___ Listed records

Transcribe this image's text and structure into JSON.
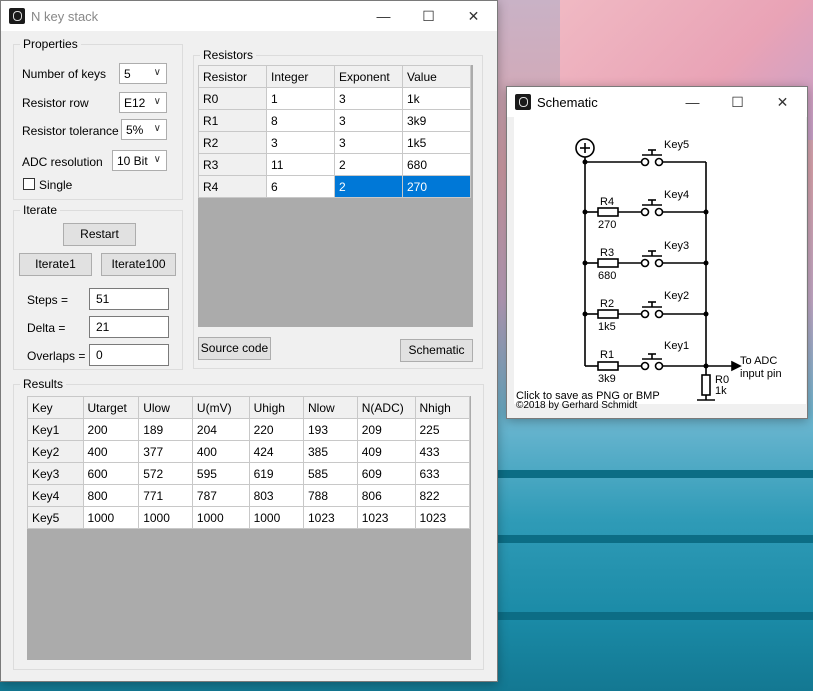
{
  "main_window": {
    "title": "N key stack",
    "properties": {
      "group_label": "Properties",
      "number_of_keys_label": "Number of keys",
      "number_of_keys_value": "5",
      "resistor_row_label": "Resistor row",
      "resistor_row_value": "E12",
      "resistor_tolerance_label": "Resistor tolerance",
      "resistor_tolerance_value": "5%",
      "adc_resolution_label": "ADC resolution",
      "adc_resolution_value": "10 Bit",
      "single_label": "Single",
      "single_checked": false
    },
    "iterate": {
      "group_label": "Iterate",
      "restart_label": "Restart",
      "iterate1_label": "Iterate1",
      "iterate100_label": "Iterate100",
      "steps_label": "Steps =",
      "steps_value": "51",
      "delta_label": "Delta =",
      "delta_value": "21",
      "overlaps_label": "Overlaps =",
      "overlaps_value": "0"
    },
    "resistors": {
      "group_label": "Resistors",
      "columns": [
        "Resistor",
        "Integer",
        "Exponent",
        "Value"
      ],
      "rows": [
        [
          "R0",
          "1",
          "3",
          "1k"
        ],
        [
          "R1",
          "8",
          "3",
          "3k9"
        ],
        [
          "R2",
          "3",
          "3",
          "1k5"
        ],
        [
          "R3",
          "11",
          "2",
          "680"
        ],
        [
          "R4",
          "6",
          "2",
          "270"
        ]
      ],
      "source_code_label": "Source code",
      "schematic_label": "Schematic"
    },
    "results": {
      "group_label": "Results",
      "columns": [
        "Key",
        "Utarget",
        "Ulow",
        "U(mV)",
        "Uhigh",
        "Nlow",
        "N(ADC)",
        "Nhigh"
      ],
      "rows": [
        [
          "Key1",
          "200",
          "189",
          "204",
          "220",
          "193",
          "209",
          "225"
        ],
        [
          "Key2",
          "400",
          "377",
          "400",
          "424",
          "385",
          "409",
          "433"
        ],
        [
          "Key3",
          "600",
          "572",
          "595",
          "619",
          "585",
          "609",
          "633"
        ],
        [
          "Key4",
          "800",
          "771",
          "787",
          "803",
          "788",
          "806",
          "822"
        ],
        [
          "Key5",
          "1000",
          "1000",
          "1000",
          "1000",
          "1023",
          "1023",
          "1023"
        ]
      ]
    }
  },
  "schematic_window": {
    "title": "Schematic",
    "keys": [
      "Key5",
      "Key4",
      "Key3",
      "Key2",
      "Key1"
    ],
    "resistor_names": [
      "R4",
      "R3",
      "R2",
      "R1"
    ],
    "resistor_values": [
      "270",
      "680",
      "1k5",
      "3k9"
    ],
    "r0_name": "R0",
    "r0_value": "1k",
    "adc_label_1": "To ADC",
    "adc_label_2": "input pin",
    "footer_1": "Click to save as PNG or BMP",
    "footer_2": "©2018 by Gerhard Schmidt"
  },
  "window_controls": {
    "minimize": "—",
    "maximize": "☐",
    "close": "✕"
  }
}
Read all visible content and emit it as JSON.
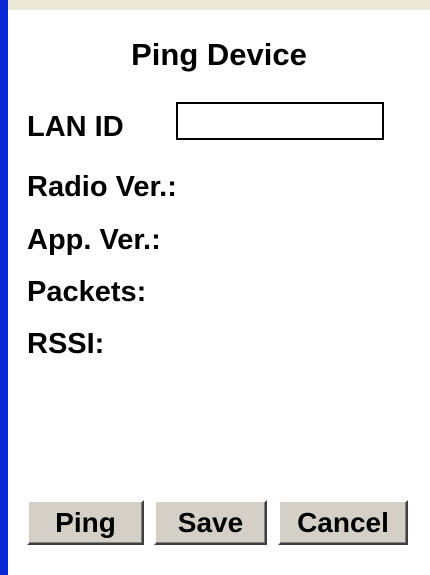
{
  "dialog": {
    "title": "Ping Device"
  },
  "fields": {
    "lan_id_label": "LAN ID",
    "lan_id_value": "",
    "radio_ver_label": "Radio Ver.:",
    "app_ver_label": "App. Ver.:",
    "packets_label": "Packets:",
    "rssi_label": "RSSI:"
  },
  "buttons": {
    "ping": "Ping",
    "save": "Save",
    "cancel": "Cancel"
  },
  "colors": {
    "accent_bar": "#0a2ad8",
    "top_strip": "#ece9d8",
    "button_face": "#d4d0c8",
    "background": "#ffffff"
  }
}
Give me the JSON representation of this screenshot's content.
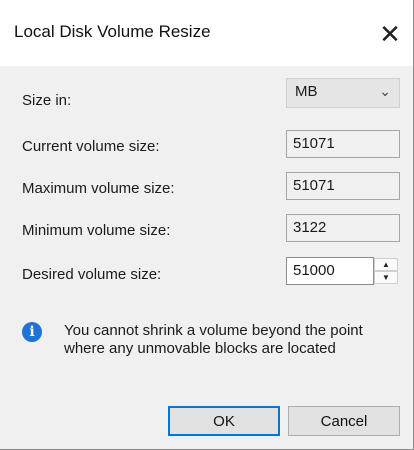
{
  "window": {
    "title": "Local Disk Volume Resize",
    "close_symbol": "✕"
  },
  "form": {
    "size_in_label": "Size in:",
    "size_in_value": "MB",
    "current_label": "Current volume size:",
    "current_value": "51071",
    "maximum_label": "Maximum volume size:",
    "maximum_value": "51071",
    "minimum_label": "Minimum volume size:",
    "minimum_value": "3122",
    "desired_label": "Desired volume size:",
    "desired_value": "51000"
  },
  "info": {
    "text": "You cannot shrink a volume beyond the point where any unmovable blocks are located"
  },
  "buttons": {
    "ok": "OK",
    "cancel": "Cancel"
  },
  "colors": {
    "accent": "#0078d7",
    "info_icon": "#1e73d6",
    "dialog_bg": "#f0f0f0"
  }
}
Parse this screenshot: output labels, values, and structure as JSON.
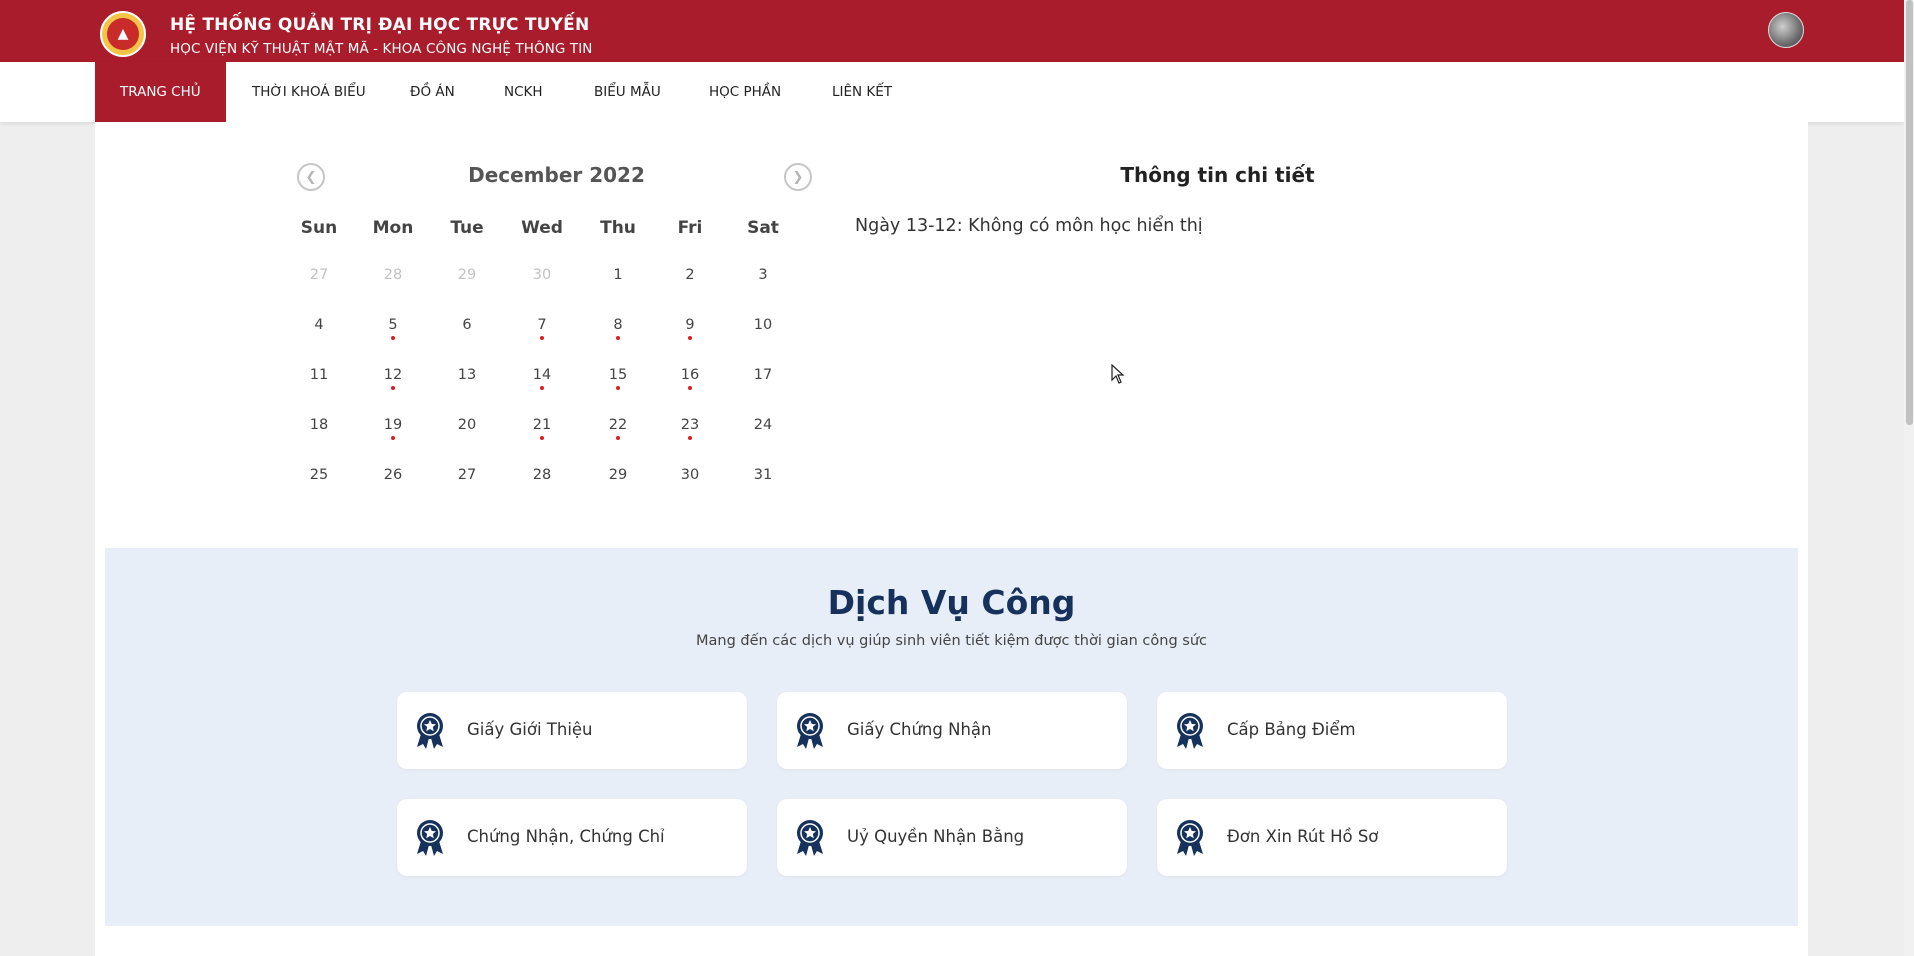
{
  "header": {
    "title": "HỆ THỐNG QUẢN TRỊ ĐẠI HỌC TRỰC TUYẾN",
    "subtitle": "HỌC VIỆN KỸ THUẬT MẬT MÃ - KHOA CÔNG NGHỆ THÔNG TIN",
    "brand_color": "#a91c2b"
  },
  "nav": {
    "items": [
      {
        "label": "TRANG CHỦ",
        "active": true
      },
      {
        "label": "THỜI KHOÁ BIỂU",
        "active": false
      },
      {
        "label": "ĐỒ ÁN",
        "active": false
      },
      {
        "label": "NCKH",
        "active": false
      },
      {
        "label": "BIỂU MẪU",
        "active": false
      },
      {
        "label": "HỌC PHẦN",
        "active": false
      },
      {
        "label": "LIÊN KẾT",
        "active": false
      }
    ]
  },
  "calendar": {
    "month_label": "December 2022",
    "weekdays": [
      "Sun",
      "Mon",
      "Tue",
      "Wed",
      "Thu",
      "Fri",
      "Sat"
    ],
    "weeks": [
      [
        {
          "d": "27",
          "muted": true
        },
        {
          "d": "28",
          "muted": true
        },
        {
          "d": "29",
          "muted": true
        },
        {
          "d": "30",
          "muted": true
        },
        {
          "d": "1"
        },
        {
          "d": "2"
        },
        {
          "d": "3"
        }
      ],
      [
        {
          "d": "4"
        },
        {
          "d": "5",
          "dot": true
        },
        {
          "d": "6"
        },
        {
          "d": "7",
          "dot": true
        },
        {
          "d": "8",
          "dot": true
        },
        {
          "d": "9",
          "dot": true
        },
        {
          "d": "10"
        }
      ],
      [
        {
          "d": "11"
        },
        {
          "d": "12",
          "dot": true
        },
        {
          "d": "13",
          "selected": true
        },
        {
          "d": "14",
          "dot": true
        },
        {
          "d": "15",
          "dot": true
        },
        {
          "d": "16",
          "dot": true
        },
        {
          "d": "17"
        }
      ],
      [
        {
          "d": "18"
        },
        {
          "d": "19",
          "dot": true
        },
        {
          "d": "20"
        },
        {
          "d": "21",
          "dot": true
        },
        {
          "d": "22",
          "dot": true
        },
        {
          "d": "23",
          "dot": true
        },
        {
          "d": "24"
        }
      ],
      [
        {
          "d": "25"
        },
        {
          "d": "26"
        },
        {
          "d": "27"
        },
        {
          "d": "28"
        },
        {
          "d": "29"
        },
        {
          "d": "30"
        },
        {
          "d": "31"
        }
      ]
    ],
    "prev_icon": "chevron-left-icon",
    "next_icon": "chevron-right-icon"
  },
  "detail": {
    "title": "Thông tin chi tiết",
    "text": "Ngày 13-12: Không có môn học hiển thị"
  },
  "services": {
    "title": "Dịch Vụ Công",
    "subtitle": "Mang đến các dịch vụ giúp sinh viên tiết kiệm được thời gian công sức",
    "icon": "award-ribbon-icon",
    "accent": "#16325c",
    "cards": [
      {
        "label": "Giấy Giới Thiệu"
      },
      {
        "label": "Giấy Chứng Nhận"
      },
      {
        "label": "Cấp Bảng Điểm"
      },
      {
        "label": "Chứng Nhận, Chứng Chỉ"
      },
      {
        "label": "Uỷ Quyền Nhận Bằng"
      },
      {
        "label": "Đơn Xin Rút Hồ Sơ"
      }
    ]
  }
}
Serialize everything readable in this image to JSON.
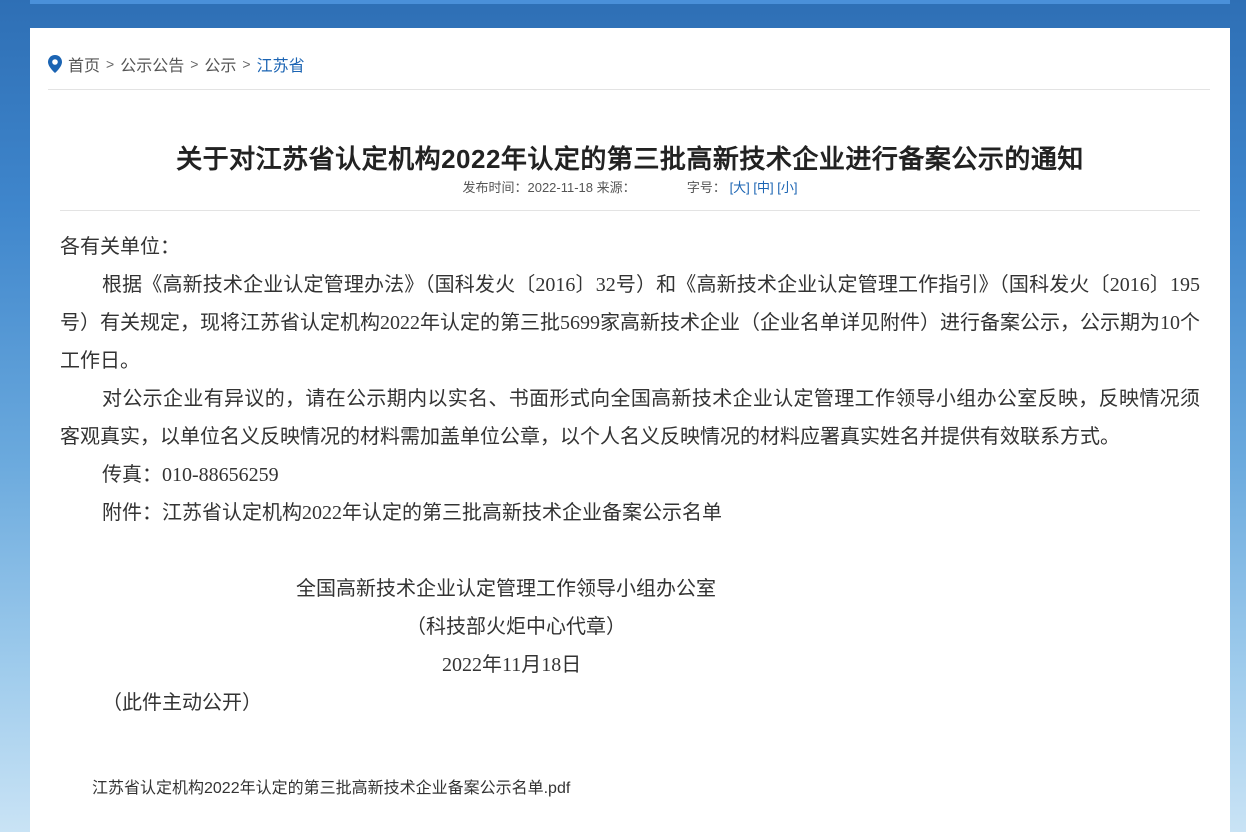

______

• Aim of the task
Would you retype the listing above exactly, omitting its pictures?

• The completed task
Transcribe this image's text and structure into JSON.
{
  "main_window": {
    "title": "N key stack",
    "properties": {
      "group_label": "Properties",
      "number_of_keys_label": "Number of keys",
      "number_of_keys_value": "5",
      "resistor_row_label": "Resistor row",
      "resistor_row_value": "E12",
      "resistor_tolerance_label": "Resistor tolerance",
      "resistor_tolerance_value": "5%",
      "adc_resolution_label": "ADC resolution",
      "adc_resolution_value": "10 Bit",
      "single_label": "Single",
      "single_checked": false
    },
    "iterate": {
      "group_label": "Iterate",
      "restart_label": "Restart",
      "iterate1_label": "Iterate1",
      "iterate100_label": "Iterate100",
      "steps_label": "Steps =",
      "steps_value": "51",
      "delta_label": "Delta =",
      "delta_value": "21",
      "overlaps_label": "Overlaps =",
      "overlaps_value": "0"
    },
    "resistors": {
      "group_label": "Resistors",
      "columns": [
        "Resistor",
        "Integer",
        "Exponent",
        "Value"
      ],
      "rows": [
        [
          "R0",
          "1",
          "3",
          "1k"
        ],
        [
          "R1",
          "8",
          "3",
          "3k9"
        ],
        [
          "R2",
          "3",
          "3",
          "1k5"
        ],
        [
          "R3",
          "11",
          "2",
          "680"
        ],
        [
          "R4",
          "6",
          "2",
          "270"
        ]
      ],
      "source_code_label": "Source code",
      "schematic_label": "Schematic"
    },
    "results": {
      "group_label": "Results",
      "columns": [
        "Key",
        "Utarget",
        "Ulow",
        "U(mV)",
        "Uhigh",
        "Nlow",
        "N(ADC)",
        "Nhigh"
      ],
      "rows": [
        [
          "Key1",
          "200",
          "189",
          "204",
          "220",
          "193",
          "209",
          "225"
        ],
        [
          "Key2",
          "400",
          "377",
          "400",
          "424",
          "385",
          "409",
          "433"
        ],
        [
          "Key3",
          "600",
          "572",
          "595",
          "619",
          "585",
          "609",
          "633"
        ],
        [
          "Key4",
          "800",
          "771",
          "787",
          "803",
          "788",
          "806",
          "822"
        ],
        [
          "Key5",
          "1000",
          "1000",
          "1000",
          "1000",
          "1023",
          "1023",
          "1023"
        ]
      ]
    }
  },
  "schematic_window": {
    "title": "Schematic",
    "keys": [
      "Key5",
      "Key4",
      "Key3",
      "Key2",
      "Key1"
    ],
    "resistor_names": [
      "R4",
      "R3",
      "R2",
      "R1"
    ],
    "resistor_values": [
      "270",
      "680",
      "1k5",
      "3k9"
    ],
    "r0_name": "R0",
    "r0_value": "1k",
    "adc_label_1": "To ADC",
    "adc_label_2": "input pin",
    "footer_1": "Click to save as PNG or BMP",
    "footer_2": "©2018 by Gerhard Schmidt"
  },
  "window_controls": {
    "minimize": "—",
    "maximize": "☐",
    "close": "✕"
  }
}
Read all visible content and emit it as JSON.
{
  "dialog": {
    "title": "Ping Device"
  },
  "fields": {
    "lan_id_label": "LAN ID",
    "lan_id_value": "",
    "radio_ver_label": "Radio Ver.:",
    "app_ver_label": "App. Ver.:",
    "packets_label": "Packets:",
    "rssi_label": "RSSI:"
  },
  "buttons": {
    "ping": "Ping",
    "save": "Save",
    "cancel": "Cancel"
  },
  "colors": {
    "accent_bar": "#0a2ad8",
    "top_strip": "#ece9d8",
    "button_face": "#d4d0c8",
    "background": "#ffffff"
  }
}
Give me the JSON representation of this screenshot's content.
{
  "window": {
    "title": "Local Disk Volume Resize",
    "close_symbol": "✕"
  },
  "form": {
    "size_in_label": "Size in:",
    "size_in_value": "MB",
    "current_label": "Current volume size:",
    "current_value": "51071",
    "maximum_label": "Maximum volume size:",
    "maximum_value": "51071",
    "minimum_label": "Minimum volume size:",
    "minimum_value": "3122",
    "desired_label": "Desired volume size:",
    "desired_value": "51000"
  },
  "info": {
    "text": "You cannot shrink a volume beyond the point where any unmovable blocks are located"
  },
  "buttons": {
    "ok": "OK",
    "cancel": "Cancel"
  },
  "colors": {
    "accent": "#0078d7",
    "info_icon": "#1e73d6",
    "dialog_bg": "#f0f0f0"
  }
}
Parse this screenshot: output labels, values, and structure as JSON.
{
  "header": {
    "title": "HỆ THỐNG QUẢN TRỊ ĐẠI HỌC TRỰC TUYẾN",
    "subtitle": "HỌC VIỆN KỸ THUẬT MẬT MÃ - KHOA CÔNG NGHỆ THÔNG TIN",
    "brand_color": "#a91c2b"
  },
  "nav": {
    "items": [
      {
        "label": "TRANG CHỦ",
        "active": true
      },
      {
        "label": "THỜI KHOÁ BIỂU",
        "active": false
      },
      {
        "label": "ĐỒ ÁN",
        "active": false
      },
      {
        "label": "NCKH",
        "active": false
      },
      {
        "label": "BIỂU MẪU",
        "active": false
      },
      {
        "label": "HỌC PHẦN",
        "active": false
      },
      {
        "label": "LIÊN KẾT",
        "active": false
      }
    ]
  },
  "calendar": {
    "month_label": "December 2022",
    "weekdays": [
      "Sun",
      "Mon",
      "Tue",
      "Wed",
      "Thu",
      "Fri",
      "Sat"
    ],
    "weeks": [
      [
        {
          "d": "27",
          "muted": true
        },
        {
          "d": "28",
          "muted": true
        },
        {
          "d": "29",
          "muted": true
        },
        {
          "d": "30",
          "muted": true
        },
        {
          "d": "1"
        },
        {
          "d": "2"
        },
        {
          "d": "3"
        }
      ],
      [
        {
          "d": "4"
        },
        {
          "d": "5",
          "dot": true
        },
        {
          "d": "6"
        },
        {
          "d": "7",
          "dot": true
        },
        {
          "d": "8",
          "dot": true
        },
        {
          "d": "9",
          "dot": true
        },
        {
          "d": "10"
        }
      ],
      [
        {
          "d": "11"
        },
        {
          "d": "12",
          "dot": true
        },
        {
          "d": "13",
          "selected": true
        },
        {
          "d": "14",
          "dot": true
        },
        {
          "d": "15",
          "dot": true
        },
        {
          "d": "16",
          "dot": true
        },
        {
          "d": "17"
        }
      ],
      [
        {
          "d": "18"
        },
        {
          "d": "19",
          "dot": true
        },
        {
          "d": "20"
        },
        {
          "d": "21",
          "dot": true
        },
        {
          "d": "22",
          "dot": true
        },
        {
          "d": "23",
          "dot": true
        },
        {
          "d": "24"
        }
      ],
      [
        {
          "d": "25"
        },
        {
          "d": "26"
        },
        {
          "d": "27"
        },
        {
          "d": "28"
        },
        {
          "d": "29"
        },
        {
          "d": "30"
        },
        {
          "d": "31"
        }
      ]
    ],
    "prev_icon": "chevron-left-icon",
    "next_icon": "chevron-right-icon"
  },
  "detail": {
    "title": "Thông tin chi tiết",
    "text": "Ngày 13-12: Không có môn học hiển thị"
  },
  "services": {
    "title": "Dịch Vụ Công",
    "subtitle": "Mang đến các dịch vụ giúp sinh viên tiết kiệm được thời gian công sức",
    "icon": "award-ribbon-icon",
    "accent": "#16325c",
    "cards": [
      {
        "label": "Giấy Giới Thiệu"
      },
      {
        "label": "Giấy Chứng Nhận"
      },
      {
        "label": "Cấp Bảng Điểm"
      },
      {
        "label": "Chứng Nhận, Chứng Chỉ"
      },
      {
        "label": "Uỷ Quyền Nhận Bằng"
      },
      {
        "label": "Đơn Xin Rút Hồ Sơ"
      }
    ]
  }
}
Serialize everything readable in this image to JSON.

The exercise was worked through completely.